Web page and app entries
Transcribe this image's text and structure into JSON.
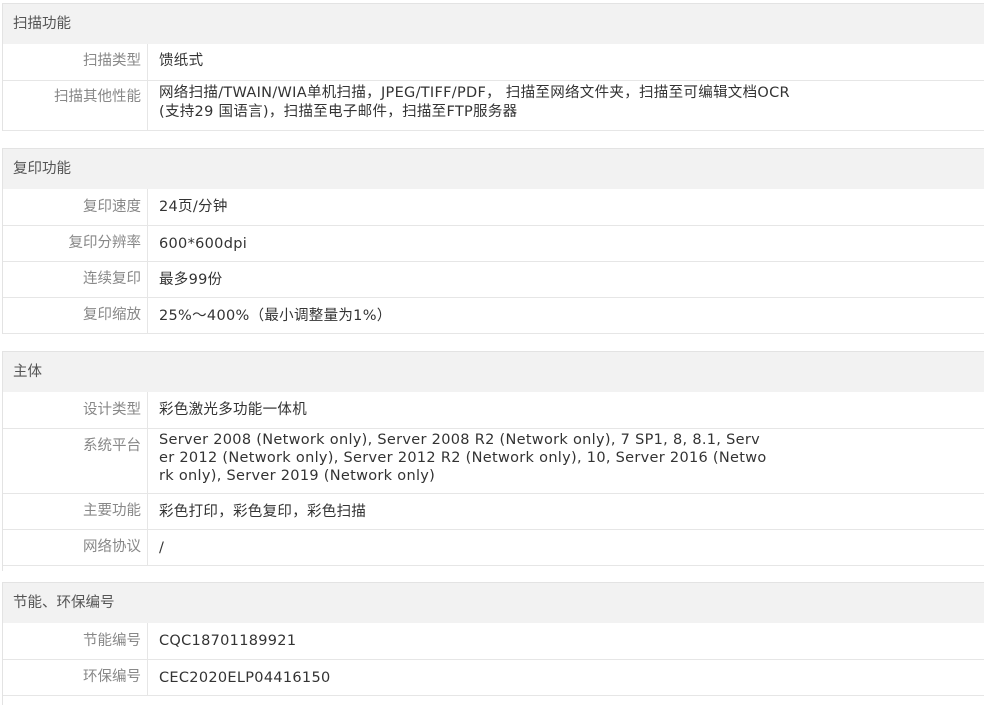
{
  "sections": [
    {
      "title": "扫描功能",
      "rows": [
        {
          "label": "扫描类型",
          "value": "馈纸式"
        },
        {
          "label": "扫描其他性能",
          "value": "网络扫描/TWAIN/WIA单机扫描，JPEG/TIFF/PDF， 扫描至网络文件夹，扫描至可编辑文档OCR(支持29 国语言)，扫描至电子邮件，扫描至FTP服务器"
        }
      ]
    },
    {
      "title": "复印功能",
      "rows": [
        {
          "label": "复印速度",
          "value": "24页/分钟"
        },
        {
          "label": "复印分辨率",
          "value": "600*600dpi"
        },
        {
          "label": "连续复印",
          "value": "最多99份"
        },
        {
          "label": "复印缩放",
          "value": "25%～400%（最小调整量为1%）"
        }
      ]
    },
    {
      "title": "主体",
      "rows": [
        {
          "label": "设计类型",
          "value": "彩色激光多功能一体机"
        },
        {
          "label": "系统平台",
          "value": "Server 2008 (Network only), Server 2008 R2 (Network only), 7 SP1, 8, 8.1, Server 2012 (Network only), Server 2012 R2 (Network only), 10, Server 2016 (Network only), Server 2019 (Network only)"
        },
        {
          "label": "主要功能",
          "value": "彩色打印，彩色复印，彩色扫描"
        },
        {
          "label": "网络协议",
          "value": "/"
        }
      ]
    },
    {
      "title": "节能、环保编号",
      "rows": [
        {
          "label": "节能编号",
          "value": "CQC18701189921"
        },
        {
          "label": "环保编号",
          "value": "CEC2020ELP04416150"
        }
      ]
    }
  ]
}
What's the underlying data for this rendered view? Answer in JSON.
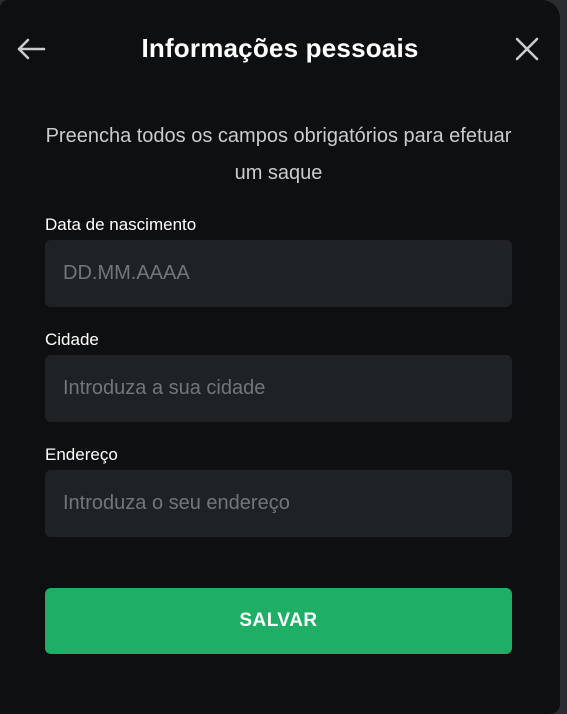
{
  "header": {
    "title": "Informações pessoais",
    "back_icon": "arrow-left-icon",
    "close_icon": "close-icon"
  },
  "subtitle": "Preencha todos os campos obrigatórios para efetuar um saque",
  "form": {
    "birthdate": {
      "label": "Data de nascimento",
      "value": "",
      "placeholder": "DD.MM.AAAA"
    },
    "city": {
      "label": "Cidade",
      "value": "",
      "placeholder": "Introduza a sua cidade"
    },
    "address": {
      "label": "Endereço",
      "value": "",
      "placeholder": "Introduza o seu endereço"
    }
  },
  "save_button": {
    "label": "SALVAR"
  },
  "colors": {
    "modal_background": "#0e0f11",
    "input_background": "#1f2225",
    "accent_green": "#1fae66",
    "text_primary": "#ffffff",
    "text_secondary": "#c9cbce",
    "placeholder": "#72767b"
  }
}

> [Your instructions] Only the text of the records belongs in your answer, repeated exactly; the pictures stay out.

> [Reply]
Transcribe this image's text and structure into JSON.
{
  "sections": [
    {
      "title": "扫描功能",
      "rows": [
        {
          "label": "扫描类型",
          "value": "馈纸式"
        },
        {
          "label": "扫描其他性能",
          "value": "网络扫描/TWAIN/WIA单机扫描，JPEG/TIFF/PDF， 扫描至网络文件夹，扫描至可编辑文档OCR(支持29 国语言)，扫描至电子邮件，扫描至FTP服务器"
        }
      ]
    },
    {
      "title": "复印功能",
      "rows": [
        {
          "label": "复印速度",
          "value": "24页/分钟"
        },
        {
          "label": "复印分辨率",
          "value": "600*600dpi"
        },
        {
          "label": "连续复印",
          "value": "最多99份"
        },
        {
          "label": "复印缩放",
          "value": "25%～400%（最小调整量为1%）"
        }
      ]
    },
    {
      "title": "主体",
      "rows": [
        {
          "label": "设计类型",
          "value": "彩色激光多功能一体机"
        },
        {
          "label": "系统平台",
          "value": "Server 2008 (Network only), Server 2008 R2 (Network only), 7 SP1, 8, 8.1, Server 2012 (Network only), Server 2012 R2 (Network only), 10, Server 2016 (Network only), Server 2019 (Network only)"
        },
        {
          "label": "主要功能",
          "value": "彩色打印，彩色复印，彩色扫描"
        },
        {
          "label": "网络协议",
          "value": "/"
        }
      ]
    },
    {
      "title": "节能、环保编号",
      "rows": [
        {
          "label": "节能编号",
          "value": "CQC18701189921"
        },
        {
          "label": "环保编号",
          "value": "CEC2020ELP04416150"
        }
      ]
    }
  ]
}
What's the underlying data for this rendered view? Answer in JSON.
{
  "header": {
    "title": "Informações pessoais",
    "back_icon": "arrow-left-icon",
    "close_icon": "close-icon"
  },
  "subtitle": "Preencha todos os campos obrigatórios para efetuar um saque",
  "form": {
    "birthdate": {
      "label": "Data de nascimento",
      "value": "",
      "placeholder": "DD.MM.AAAA"
    },
    "city": {
      "label": "Cidade",
      "value": "",
      "placeholder": "Introduza a sua cidade"
    },
    "address": {
      "label": "Endereço",
      "value": "",
      "placeholder": "Introduza o seu endereço"
    }
  },
  "save_button": {
    "label": "SALVAR"
  },
  "colors": {
    "modal_background": "#0e0f11",
    "input_background": "#1f2225",
    "accent_green": "#1fae66",
    "text_primary": "#ffffff",
    "text_secondary": "#c9cbce",
    "placeholder": "#72767b"
  }
}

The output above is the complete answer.